The explosionl came without a mo
ment's warning, and it is believed to
have b en caused by an accumulation!i
of gas set off by blowing coal. The air
shaft was 'thoi.ght to be in good condi-1
ton and nothing of the kind was ex-i
pected. The same mine, however, had
a similar explosion three years ago, 1
inwhiciSx men were killed. As soonh
as the news of the explosion had 1'
sread to other nearby mining opera
tions, of which there~ are a number inm
the vicinity, rescue parties were form-C
e and conveyed to the scene by spec
ia1 trains and nrint. wanveyances, but
nthing could be done, except b
out the deaa todlies.

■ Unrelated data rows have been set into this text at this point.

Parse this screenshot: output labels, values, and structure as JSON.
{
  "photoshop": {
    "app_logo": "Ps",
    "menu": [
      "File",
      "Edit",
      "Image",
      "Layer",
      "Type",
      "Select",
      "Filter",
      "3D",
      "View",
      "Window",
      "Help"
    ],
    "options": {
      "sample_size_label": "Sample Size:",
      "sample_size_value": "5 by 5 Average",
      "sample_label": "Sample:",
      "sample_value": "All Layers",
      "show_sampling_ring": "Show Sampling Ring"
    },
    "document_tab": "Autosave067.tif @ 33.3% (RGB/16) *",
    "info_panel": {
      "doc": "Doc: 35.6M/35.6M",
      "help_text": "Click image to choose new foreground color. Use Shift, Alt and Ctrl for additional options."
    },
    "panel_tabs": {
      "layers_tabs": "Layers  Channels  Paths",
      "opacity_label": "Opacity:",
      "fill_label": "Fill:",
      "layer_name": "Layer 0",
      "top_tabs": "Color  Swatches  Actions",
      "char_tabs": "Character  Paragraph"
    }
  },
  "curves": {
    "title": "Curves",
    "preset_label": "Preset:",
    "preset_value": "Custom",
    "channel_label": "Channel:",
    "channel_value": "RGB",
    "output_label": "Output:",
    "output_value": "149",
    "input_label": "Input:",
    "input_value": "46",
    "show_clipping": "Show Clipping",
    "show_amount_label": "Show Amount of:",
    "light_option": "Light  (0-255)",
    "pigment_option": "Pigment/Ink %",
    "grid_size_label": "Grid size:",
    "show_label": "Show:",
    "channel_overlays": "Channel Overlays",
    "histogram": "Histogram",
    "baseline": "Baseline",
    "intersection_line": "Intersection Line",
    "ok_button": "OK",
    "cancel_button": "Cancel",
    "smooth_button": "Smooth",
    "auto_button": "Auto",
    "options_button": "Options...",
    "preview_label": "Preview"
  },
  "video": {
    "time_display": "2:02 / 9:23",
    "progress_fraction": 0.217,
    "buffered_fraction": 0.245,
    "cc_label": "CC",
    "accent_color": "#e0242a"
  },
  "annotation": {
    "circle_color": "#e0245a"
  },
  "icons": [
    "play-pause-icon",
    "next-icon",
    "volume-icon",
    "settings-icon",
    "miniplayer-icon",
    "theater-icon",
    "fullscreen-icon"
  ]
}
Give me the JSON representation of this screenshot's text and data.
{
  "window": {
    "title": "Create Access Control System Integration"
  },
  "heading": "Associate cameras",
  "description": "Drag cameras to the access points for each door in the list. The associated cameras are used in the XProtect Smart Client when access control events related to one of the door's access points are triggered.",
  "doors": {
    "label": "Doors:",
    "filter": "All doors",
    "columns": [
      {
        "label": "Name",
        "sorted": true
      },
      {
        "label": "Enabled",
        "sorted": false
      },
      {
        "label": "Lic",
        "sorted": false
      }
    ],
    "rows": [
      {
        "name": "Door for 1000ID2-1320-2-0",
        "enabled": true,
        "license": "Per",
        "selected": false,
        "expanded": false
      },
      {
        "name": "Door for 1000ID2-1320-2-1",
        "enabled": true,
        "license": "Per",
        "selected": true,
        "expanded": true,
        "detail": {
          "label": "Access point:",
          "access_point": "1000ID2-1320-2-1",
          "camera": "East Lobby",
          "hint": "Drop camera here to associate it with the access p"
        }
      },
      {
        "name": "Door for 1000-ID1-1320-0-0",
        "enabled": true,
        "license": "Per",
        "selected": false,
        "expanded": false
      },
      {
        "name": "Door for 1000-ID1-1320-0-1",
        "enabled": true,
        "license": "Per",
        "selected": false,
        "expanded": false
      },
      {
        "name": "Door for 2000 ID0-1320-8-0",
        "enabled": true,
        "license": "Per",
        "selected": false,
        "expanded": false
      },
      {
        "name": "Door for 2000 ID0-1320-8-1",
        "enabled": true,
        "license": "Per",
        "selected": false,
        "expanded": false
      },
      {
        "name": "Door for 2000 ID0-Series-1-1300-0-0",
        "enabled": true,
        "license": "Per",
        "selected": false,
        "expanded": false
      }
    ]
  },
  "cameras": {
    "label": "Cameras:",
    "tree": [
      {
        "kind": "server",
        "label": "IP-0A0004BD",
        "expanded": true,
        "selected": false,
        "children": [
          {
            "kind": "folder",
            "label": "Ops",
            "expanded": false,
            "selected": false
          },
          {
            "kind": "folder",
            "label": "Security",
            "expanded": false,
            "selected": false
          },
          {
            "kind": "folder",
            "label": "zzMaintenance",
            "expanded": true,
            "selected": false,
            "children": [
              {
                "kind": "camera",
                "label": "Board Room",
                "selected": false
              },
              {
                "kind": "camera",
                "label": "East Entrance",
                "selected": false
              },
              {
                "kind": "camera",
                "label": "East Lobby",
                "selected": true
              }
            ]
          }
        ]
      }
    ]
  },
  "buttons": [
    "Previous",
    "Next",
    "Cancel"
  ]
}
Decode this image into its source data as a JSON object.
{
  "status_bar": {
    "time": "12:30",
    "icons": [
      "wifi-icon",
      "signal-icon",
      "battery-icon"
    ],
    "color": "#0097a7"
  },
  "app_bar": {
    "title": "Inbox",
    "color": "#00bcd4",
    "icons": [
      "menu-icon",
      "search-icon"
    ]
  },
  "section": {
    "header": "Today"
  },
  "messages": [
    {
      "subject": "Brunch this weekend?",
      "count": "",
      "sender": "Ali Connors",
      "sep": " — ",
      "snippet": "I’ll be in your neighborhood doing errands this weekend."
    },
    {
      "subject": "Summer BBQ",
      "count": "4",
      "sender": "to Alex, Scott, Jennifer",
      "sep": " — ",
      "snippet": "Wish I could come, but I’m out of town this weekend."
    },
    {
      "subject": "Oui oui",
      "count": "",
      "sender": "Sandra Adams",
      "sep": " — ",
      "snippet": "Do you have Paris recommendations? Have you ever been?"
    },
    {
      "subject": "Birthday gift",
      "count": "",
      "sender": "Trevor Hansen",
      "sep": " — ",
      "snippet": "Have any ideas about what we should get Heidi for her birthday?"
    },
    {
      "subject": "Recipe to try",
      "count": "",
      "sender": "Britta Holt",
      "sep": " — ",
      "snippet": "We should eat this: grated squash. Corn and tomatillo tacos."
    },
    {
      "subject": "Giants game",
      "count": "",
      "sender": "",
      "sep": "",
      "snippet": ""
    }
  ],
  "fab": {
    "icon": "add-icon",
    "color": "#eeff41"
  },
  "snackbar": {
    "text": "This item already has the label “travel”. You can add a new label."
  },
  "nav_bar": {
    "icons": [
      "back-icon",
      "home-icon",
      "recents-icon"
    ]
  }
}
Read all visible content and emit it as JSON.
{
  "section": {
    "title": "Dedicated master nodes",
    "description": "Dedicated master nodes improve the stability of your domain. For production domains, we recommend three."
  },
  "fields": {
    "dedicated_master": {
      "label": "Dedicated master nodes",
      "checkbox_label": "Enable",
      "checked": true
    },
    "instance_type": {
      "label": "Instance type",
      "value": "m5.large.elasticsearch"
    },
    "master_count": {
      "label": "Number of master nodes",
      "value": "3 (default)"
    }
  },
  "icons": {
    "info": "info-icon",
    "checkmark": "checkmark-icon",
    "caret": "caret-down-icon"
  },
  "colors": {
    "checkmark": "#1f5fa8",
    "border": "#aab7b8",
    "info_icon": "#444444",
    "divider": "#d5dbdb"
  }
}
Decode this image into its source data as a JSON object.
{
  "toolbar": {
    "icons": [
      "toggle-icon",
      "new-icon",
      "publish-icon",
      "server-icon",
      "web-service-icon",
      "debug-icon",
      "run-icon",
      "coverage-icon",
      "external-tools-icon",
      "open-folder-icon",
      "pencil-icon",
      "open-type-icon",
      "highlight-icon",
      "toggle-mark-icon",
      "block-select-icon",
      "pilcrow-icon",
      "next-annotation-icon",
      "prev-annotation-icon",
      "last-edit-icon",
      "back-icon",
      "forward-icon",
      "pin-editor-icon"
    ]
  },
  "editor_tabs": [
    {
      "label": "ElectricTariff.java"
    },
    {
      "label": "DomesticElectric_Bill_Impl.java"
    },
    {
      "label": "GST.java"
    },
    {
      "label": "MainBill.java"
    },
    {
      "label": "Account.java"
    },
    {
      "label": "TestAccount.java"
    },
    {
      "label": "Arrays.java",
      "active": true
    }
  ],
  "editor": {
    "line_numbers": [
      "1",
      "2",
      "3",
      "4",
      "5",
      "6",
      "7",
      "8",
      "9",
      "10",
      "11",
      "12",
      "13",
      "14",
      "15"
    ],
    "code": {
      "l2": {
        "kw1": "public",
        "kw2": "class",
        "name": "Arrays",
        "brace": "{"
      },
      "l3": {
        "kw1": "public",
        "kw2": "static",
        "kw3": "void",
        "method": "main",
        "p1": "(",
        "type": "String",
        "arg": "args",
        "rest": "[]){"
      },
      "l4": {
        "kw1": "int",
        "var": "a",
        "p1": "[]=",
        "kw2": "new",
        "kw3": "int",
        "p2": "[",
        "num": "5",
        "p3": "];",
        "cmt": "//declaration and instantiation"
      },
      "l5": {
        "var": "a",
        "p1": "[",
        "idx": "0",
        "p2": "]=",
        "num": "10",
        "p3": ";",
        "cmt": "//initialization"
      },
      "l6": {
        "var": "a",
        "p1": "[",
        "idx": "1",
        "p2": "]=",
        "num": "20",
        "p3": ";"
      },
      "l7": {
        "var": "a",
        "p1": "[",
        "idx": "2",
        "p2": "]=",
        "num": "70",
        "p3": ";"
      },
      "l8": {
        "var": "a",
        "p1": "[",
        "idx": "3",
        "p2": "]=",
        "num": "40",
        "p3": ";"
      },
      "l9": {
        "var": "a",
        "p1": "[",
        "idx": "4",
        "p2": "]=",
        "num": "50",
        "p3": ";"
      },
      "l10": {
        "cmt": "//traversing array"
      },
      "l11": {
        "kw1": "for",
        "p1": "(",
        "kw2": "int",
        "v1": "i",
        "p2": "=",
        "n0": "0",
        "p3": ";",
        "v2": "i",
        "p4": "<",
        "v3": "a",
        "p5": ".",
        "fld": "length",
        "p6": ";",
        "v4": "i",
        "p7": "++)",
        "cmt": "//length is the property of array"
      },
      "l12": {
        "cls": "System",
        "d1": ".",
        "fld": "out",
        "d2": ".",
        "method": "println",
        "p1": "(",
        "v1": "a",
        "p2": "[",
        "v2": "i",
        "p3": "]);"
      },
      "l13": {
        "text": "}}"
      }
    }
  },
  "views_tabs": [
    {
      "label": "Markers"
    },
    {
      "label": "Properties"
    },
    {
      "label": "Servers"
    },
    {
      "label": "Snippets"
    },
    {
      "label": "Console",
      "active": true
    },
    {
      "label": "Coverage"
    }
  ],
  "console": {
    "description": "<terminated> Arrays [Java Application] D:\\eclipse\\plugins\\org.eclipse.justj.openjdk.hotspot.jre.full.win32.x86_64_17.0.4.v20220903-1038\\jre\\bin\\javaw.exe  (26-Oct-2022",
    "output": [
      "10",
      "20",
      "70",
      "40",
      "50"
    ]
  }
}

Only slight dam
age was done to the mine.'
The rc.wa mino o,mricy; about ?,5
re Joining Right In and
Valuable Bonus Prizes.
Makes Offer of
Hand Bag as
Do it now.
Do you read?
Do you subscribe?
Do you keep up-to-date?
Do you take The Herald and New?
Do you know life's not worth living
Do you know any of the young lI
:ontestants for The Herald's piano?
Do you know any young lady tat
would appr'eciate this beautiful pia"
iny more than they do?
Do you realize that this pieno Is
>ne of the most expressive on the mar
ket, and by many noted musicians it Is
recognized as' the "Veer" of all othome.
"DO GET BIZZEE."
3ee the list of contestants and take
Pick your favorite and cast your vte.
Standing of Candidates.
Kinards, S. C.
Ars. J. A. Dominick.... .. .. 32,114
PomarIa, S. C.
iss Annie Koon.. ........19,60
Wiss Lurline Aull.. .. .. .... 2,420
Prosperity, S. C
Chappells, S. C.
Wss Julia Smith.. ......r..19,50
Newberry, I. F. D. No.2.
Mss Joe Caldwell.. .. .... 9,01
Whitmire, S. C.
iss Kate Hargrove.... .. .. 12,50
M5*s Sarah Scott.. .......-6,76
biss Annie Laurie Lominick.. 12,W
-rs. George Alexander.... ... 1,00
iss Annie.Bouknight.. .....-1,006
iss Eula Darby...... ..1. 104l
kliss Amelia Klettner.. ..... -1,00
Silverstreet, S. C.
M(iss May Lake......--...5,50
Miss Ida Colemian....... -- 1,000.
)f all the rings, and things of wbi*
[ much prefer The Herald's piano.
relatives of the missing men were at
racted to the scene of death by ths
Loud report of the explosion, and,
ee~ping and praying they hiave kept
up ceaseless b'egging for help to eaTe
bheir loved ones.
Did You Buy or Borrow This Papert
Maybe the race between the young
lady contestants for The Herald and
New's piano isn't an exciting one.
Which :ever way you may believe peep'
.t their standing on the front page et
this issue and be convinced. First
ne is several thousand ahead, then
bhey are neck and neck, t2en anothe
rorges in front and so on,
A Quiet Home Wedding.
At the rasidence of the bride's niece,
Mfrs. Cannon- G. Blease, in this city.
yn Wednesday afternoon at 2 o'clock,
he Rev. M. L. Banks performed the
3eremony which united in marriage
Mr. E. ink Cro'mer, of the county, and
Wfiss Lilla Epting, of the city. After
L sumptuous wedding dinner the hap
;y couple 'took the 3.22 train for their
iome, about three and one-'half miles
southeast of Prosperity. Tha bride is
vel- known and liked in Newbeirry,
iaving a large number of personal
'riends in the city and county. The
room is a prominent and successful
amer, a worthy son of the old county
'd well deserving of his estimable
>ride. In chorus with their numer
ms fr,iends The Herald and Neww
wishes the newly-wedded pair long
rears of prospe'rity and happinesS.
Phey are receiving the congratulations
if many friends.
The contest of The Herald and News
a cartain1v beginninlg to make "'em
:it up and take notice." Keep them
.itting that way, young ladies, and
'4''t le~t 'em lay down on you, but
-'"s ' t1. g!r you the:- suibscrip